An Indian navy ship, the INS Mysore, was escorting merchant ships in gulf off Somalia when it received a distress call from seamen on board the MV Gibe, who said they were being attacked by two boats.
The message said the pirates were firing as their boats closed in on the Gibe, according to a statement from the Indian government. The pirate boats attempted to escape when they saw the Mysore and its helicopter, but were boarded by Indian marine commandoes, the statement said.
The pirates had "a substantial cache of arms and equipment," including seven AK-47 assault rifles, three machine guns, a rocket-propelled grenade launcher and other weapons, the statement said. They also found a GPS receiver and other equipment.

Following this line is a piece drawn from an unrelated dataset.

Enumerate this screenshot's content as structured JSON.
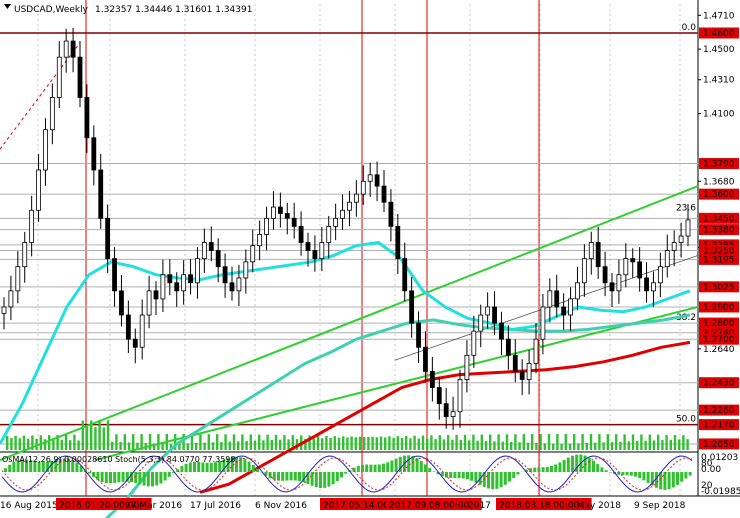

The pirates were from Somalia and Yemen, two countries on the coast of the Gulf of Aden.
The Gibe was flying an Ethiopian flag, the statement said, but there was no further information about the ship.
Last month, India's navy drew criticism after sinking a Thai fishing trawler that had been commandeered hours earlier by pirates. At least one Thai crew member was killed in the attack, which the Indian navy had originally announced by saying it had sunk a pirate "mother ship." The Indian navy defended its actions, saying it had fired in self-defense.
Somali pirates have become increasingly brazen, and recently seized a Saudi supertanker loaded with $100 million of crude oil. Many of the vessels are taken to pirate-controlled regions in Somalia, where they are held for ransom.
It was not immediately clear what would happen to the pirates captured by the Indians, or where they would be taken. The statement said only that the prisoners and their weapons would be "handed over to appropriate authorities ashore."
Most foreign navies patrolling the Somali coast have been reluctant to detain suspects because of uncertainties over where they would face trial, since Somalia has no effective central government or legal system.
An estimated 1,500 pirates are based in Somalia's semiautonomous Puntland region, raking in millions of dollars.
Secretary of State Condoleezza Rice will present a draft Security Council resolution next week asking the United Nations to authorize "all necessary measures" against piracy from Somalia.
But on Friday, the commander of the U.S. Navy's 5th Fleet expressed doubt about the wisdom of launching attacks against Somali pirates on land, as the draft proposes.
U.S. Vice Adm. Bill Gortney told reporters that it is difficult to identify pirates, and the potential for killing innocent civilians "cannot be overestimated."